EXERCISE DETAILS.
In your copy, include every line of the records exactly and no picture at all.

Page and application data records.
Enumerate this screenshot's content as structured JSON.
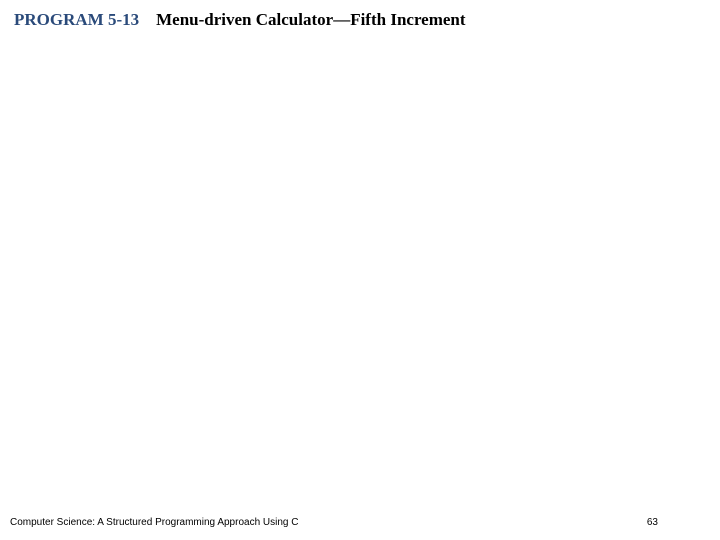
{
  "header": {
    "program_label": "PROGRAM 5-13",
    "program_title": "Menu-driven Calculator—Fifth Increment"
  },
  "footer": {
    "book_title": "Computer Science: A Structured Programming Approach Using C",
    "page_number": "63"
  }
}
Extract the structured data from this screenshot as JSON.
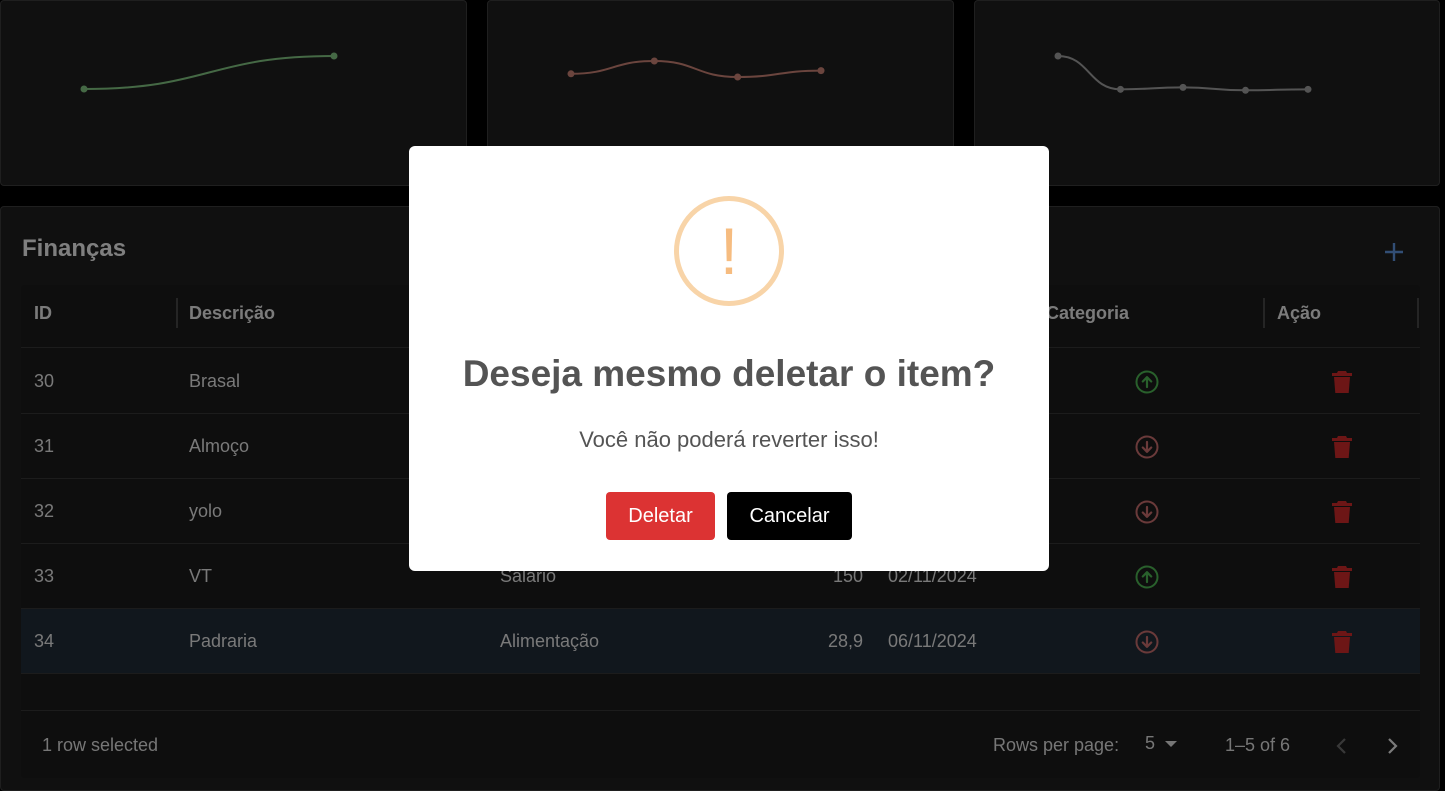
{
  "charts": [
    {
      "color": "#7fbf7f",
      "points": [
        0.0,
        1.0
      ]
    },
    {
      "color": "#c47e72",
      "points": [
        0.6,
        1.0,
        0.5,
        0.7
      ]
    },
    {
      "color": "#9a9a9a",
      "points": [
        1.0,
        0.32,
        0.36,
        0.3,
        0.32
      ]
    }
  ],
  "finance": {
    "title": "Finanças",
    "columns": {
      "id": "ID",
      "description": "Descrição",
      "category": "Categoria",
      "action": "Ação"
    },
    "rows": [
      {
        "id": "30",
        "description": "Brasal",
        "category": "",
        "value": "",
        "date": "",
        "type": "income"
      },
      {
        "id": "31",
        "description": "Almoço",
        "category": "",
        "value": "",
        "date": "",
        "type": "expense"
      },
      {
        "id": "32",
        "description": "yolo",
        "category": "",
        "value": "",
        "date": "",
        "type": "expense"
      },
      {
        "id": "33",
        "description": "VT",
        "category": "Salário",
        "value": "150",
        "date": "02/11/2024",
        "type": "income"
      },
      {
        "id": "34",
        "description": "Padraria",
        "category": "Alimentação",
        "value": "28,9",
        "date": "06/11/2024",
        "type": "expense"
      }
    ],
    "footer": {
      "selected_text": "1 row selected",
      "rows_per_page_label": "Rows per page:",
      "rows_per_page_value": "5",
      "pagination_text": "1–5 of 6"
    }
  },
  "modal": {
    "icon": "!",
    "title": "Deseja mesmo deletar o item?",
    "text": "Você não poderá reverter isso!",
    "delete_label": "Deletar",
    "cancel_label": "Cancelar"
  },
  "colors": {
    "income": "#4caf50",
    "expense": "#c26b6b",
    "delete": "#c62828",
    "accent": "#5b8fd6"
  }
}
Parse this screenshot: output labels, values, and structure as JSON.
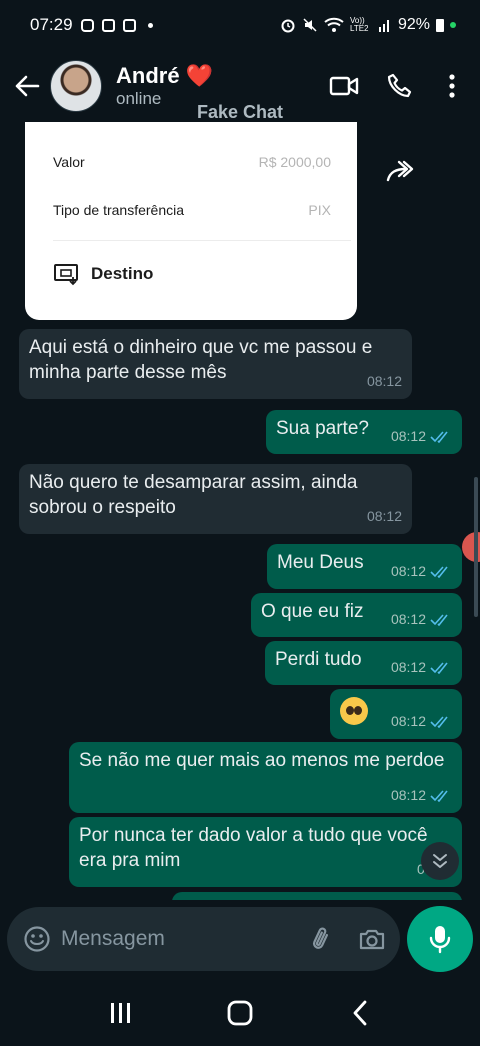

WRITTEN REPLY.
Enumerate this screenshot's content as structured JSON.
{
  "header": {
    "program_label": "PROGRAM 5-13",
    "program_title": "Menu-driven Calculator—Fifth Increment"
  },
  "footer": {
    "book_title": "Computer Science: A Structured Programming Approach Using C",
    "page_number": "63"
  }
}
Extract the structured data from this screenshot as JSON.
{
  "charts": [
    {
      "color": "#7fbf7f",
      "points": [
        0.0,
        1.0
      ]
    },
    {
      "color": "#c47e72",
      "points": [
        0.6,
        1.0,
        0.5,
        0.7
      ]
    },
    {
      "color": "#9a9a9a",
      "points": [
        1.0,
        0.32,
        0.36,
        0.3,
        0.32
      ]
    }
  ],
  "finance": {
    "title": "Finanças",
    "columns": {
      "id": "ID",
      "description": "Descrição",
      "category": "Categoria",
      "action": "Ação"
    },
    "rows": [
      {
        "id": "30",
        "description": "Brasal",
        "category": "",
        "value": "",
        "date": "",
        "type": "income"
      },
      {
        "id": "31",
        "description": "Almoço",
        "category": "",
        "value": "",
        "date": "",
        "type": "expense"
      },
      {
        "id": "32",
        "description": "yolo",
        "category": "",
        "value": "",
        "date": "",
        "type": "expense"
      },
      {
        "id": "33",
        "description": "VT",
        "category": "Salário",
        "value": "150",
        "date": "02/11/2024",
        "type": "income"
      },
      {
        "id": "34",
        "description": "Padraria",
        "category": "Alimentação",
        "value": "28,9",
        "date": "06/11/2024",
        "type": "expense"
      }
    ],
    "footer": {
      "selected_text": "1 row selected",
      "rows_per_page_label": "Rows per page:",
      "rows_per_page_value": "5",
      "pagination_text": "1–5 of 6"
    }
  },
  "modal": {
    "icon": "!",
    "title": "Deseja mesmo deletar o item?",
    "text": "Você não poderá reverter isso!",
    "delete_label": "Deletar",
    "cancel_label": "Cancelar"
  },
  "colors": {
    "income": "#4caf50",
    "expense": "#c26b6b",
    "delete": "#c62828",
    "accent": "#5b8fd6"
  }
}
Parse this screenshot: output labels, values, and structure as JSON.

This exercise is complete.